It was exciting, scientists announced water vapor in a super-Earth’s atmosphere. But, even as the announcement came, other scientists were cautioning that the planet – K2-18b – is probably less like a super-Earth and more like a mini-Neptune.
The discovery was outlined in two different papers, the first one published on arXiv on September 10, 2019, and the second in the peer-reviewed journal Nature Astronomy on September 11, 2019.
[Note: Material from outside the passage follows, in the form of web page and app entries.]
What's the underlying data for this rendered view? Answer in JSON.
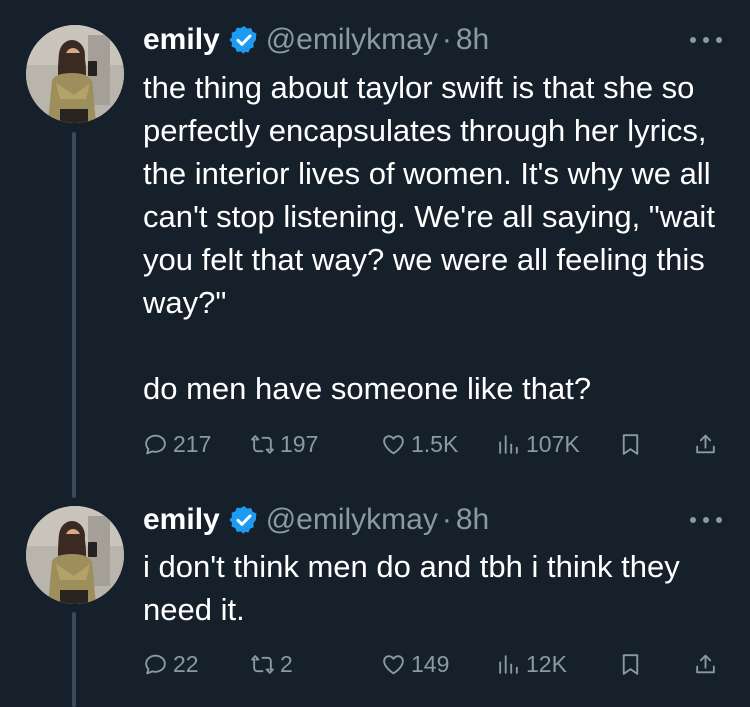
{
  "tweets": [
    {
      "author": {
        "name": "emily",
        "handle": "@emilykmay",
        "verified": true
      },
      "separator": "·",
      "time": "8h",
      "paragraphs": [
        "the thing about taylor swift is that she so perfectly encapsulates through her lyrics, the interior lives of women. It's why we all can't stop listening. We're all saying, \"wait you felt that way? we were all feeling this way?\"",
        "do men have someone like that?"
      ],
      "stats": {
        "replies": "217",
        "reposts": "197",
        "likes": "1.5K",
        "views": "107K"
      }
    },
    {
      "author": {
        "name": "emily",
        "handle": "@emilykmay",
        "verified": true
      },
      "separator": "·",
      "time": "8h",
      "paragraphs": [
        "i don't think men do and tbh i think they need it."
      ],
      "stats": {
        "replies": "22",
        "reposts": "2",
        "likes": "149",
        "views": "12K"
      }
    }
  ],
  "icons": {
    "verified": "verified-badge-icon",
    "more": "more-dots-icon",
    "reply": "reply-bubble-icon",
    "repost": "repost-arrows-icon",
    "like": "heart-icon",
    "views": "views-bar-chart-icon",
    "bookmark": "bookmark-icon",
    "share": "share-icon"
  },
  "colors": {
    "background": "#15202b",
    "text": "#ffffff",
    "secondary": "#8b98a5",
    "verified": "#1d9bf0",
    "thread_line": "#384a5c"
  }
}
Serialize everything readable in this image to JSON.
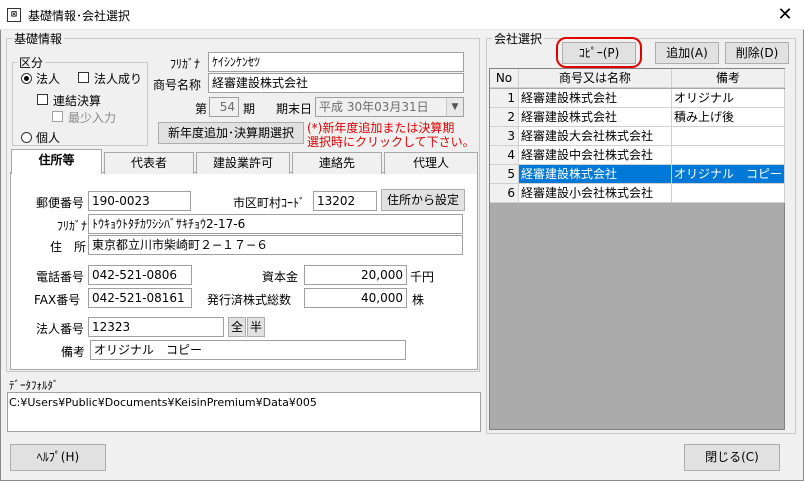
{
  "window": {
    "title": "基礎情報･会社選択",
    "app_icon": "window-icon",
    "close_glyph": "✕"
  },
  "basic": {
    "group_label": "基礎情報",
    "kubun": {
      "label": "区分",
      "hojin": "法人",
      "hojin_nari": "法人成り",
      "renketsu": "連結決算",
      "saisho": "最少入力",
      "kojin": "個人"
    },
    "furigana_label": "ﾌﾘｶﾞﾅ",
    "furigana_value": "ｹｲｼﾝｹﾝｾﾂ",
    "shogo_label": "商号名称",
    "shogo_value": "経審建設株式会社",
    "dai_label": "第",
    "ki_value": "54",
    "ki_label": "期",
    "kimatsu_label": "期末日",
    "kimatsu_value": "平成 30年03月31日",
    "new_year_button": "新年度追加･決算期選択",
    "note_line1": "(*)新年度追加または決算期",
    "note_line2": "選択時にクリックして下さい。"
  },
  "tabs": [
    "住所等",
    "代表者",
    "建設業許可",
    "連絡先",
    "代理人"
  ],
  "address": {
    "postal_label": "郵便番号",
    "postal_value": "190-0023",
    "city_code_label": "市区町村ｺｰﾄﾞ",
    "city_code_value": "13202",
    "from_address_button": "住所から設定",
    "furigana_label": "ﾌﾘｶﾞﾅ",
    "furigana_value": "ﾄｳｷｮｳﾄﾀﾁｶﾜｼｼﾊﾞｻｷﾁｮｳ2-17-6",
    "address_label": "住　所",
    "address_value": "東京都立川市柴崎町２−１７−６",
    "phone_label": "電話番号",
    "phone_value": "042-521-0806",
    "capital_label": "資本金",
    "capital_value": "20,000",
    "capital_unit": "千円",
    "fax_label": "FAX番号",
    "fax_value": "042-521-08161",
    "shares_label": "発行済株式総数",
    "shares_value": "40,000",
    "shares_unit": "株",
    "corp_no_label": "法人番号",
    "corp_no_value": "12323",
    "zen_button": "全",
    "han_button": "半",
    "biko_label": "備考",
    "biko_value": "オリジナル　コピー"
  },
  "data_folder": {
    "label": "ﾃﾞｰﾀﾌｫﾙﾀﾞ",
    "path": "C:¥Users¥Public¥Documents¥KeisinPremium¥Data¥005"
  },
  "company_select": {
    "group_label": "会社選択",
    "copy_button": "ｺﾋﾟｰ(P)",
    "add_button": "追加(A)",
    "delete_button": "削除(D)",
    "headers": [
      "No",
      "商号又は名称",
      "備考"
    ],
    "rows": [
      {
        "no": "1",
        "name": "経審建設株式会社",
        "note": "オリジナル"
      },
      {
        "no": "2",
        "name": "経審建設株式会社",
        "note": "積み上げ後"
      },
      {
        "no": "3",
        "name": "経審建設大会社株式会社",
        "note": ""
      },
      {
        "no": "4",
        "name": "経審建設中会社株式会社",
        "note": ""
      },
      {
        "no": "5",
        "name": "経審建設株式会社",
        "note": "オリジナル　コピー"
      },
      {
        "no": "6",
        "name": "経審建設小会社株式会社",
        "note": ""
      }
    ],
    "selected_row": 4,
    "highlight_color": "#0078d7",
    "copy_ring_color": "#e00000"
  },
  "footer": {
    "help_button": "ﾍﾙﾌﾟ(H)",
    "close_button": "閉じる(C)"
  }
}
The papers detail the finding of water vapor in the atmosphere of K2-18b, an exoplanet in the habitable zone of its star – where temperatures could allow liquid water to exist – 110 light-years from Earth. It’s accurate that this is the first time that water vapor has been identified in the atmosphere of a smaller exoplanet (non-gas-giant) in the habitable zone of its star, but soon after the announcement, many planetary scientists critiqued how the discovery was covered in media and social media.
The water vapor detection itself is confirmed, but there is a lot of debate as to just what kind of planet K2-18b actually is, and how habitable it may be (or not).
Some scientists, including in the Nature Astronomy paper, have referred to the planet as a super-Earth. A super-Earth is larger than Earth but smaller than Neptune – typically up to about a maximum of twice the size of Earth – and many have been discovered already. Most are thought to be rocky, like Earth, but there is a transition point – starting about 1.6 to 2 times Earth’s radius – where a planet can become a mini-gas-giant, or a mini-Neptune as they are usually called. They are larger than super-Earths, but still smaller than Neptune. Most scientists now consider K2-18b to be a mini-Neptune, not a super-Earth, with a deep atmosphere of hydrogen and/or helium, and possibly no solid surface at all.
K2-18b has a radius of about 2.7 times that of Earth, and a mass about nine times that of Earth. While some scientists would still consider that to be a possible super-Earth, most, it seems, would classify it as a mini-Neptune. All of this can be a bit confusing.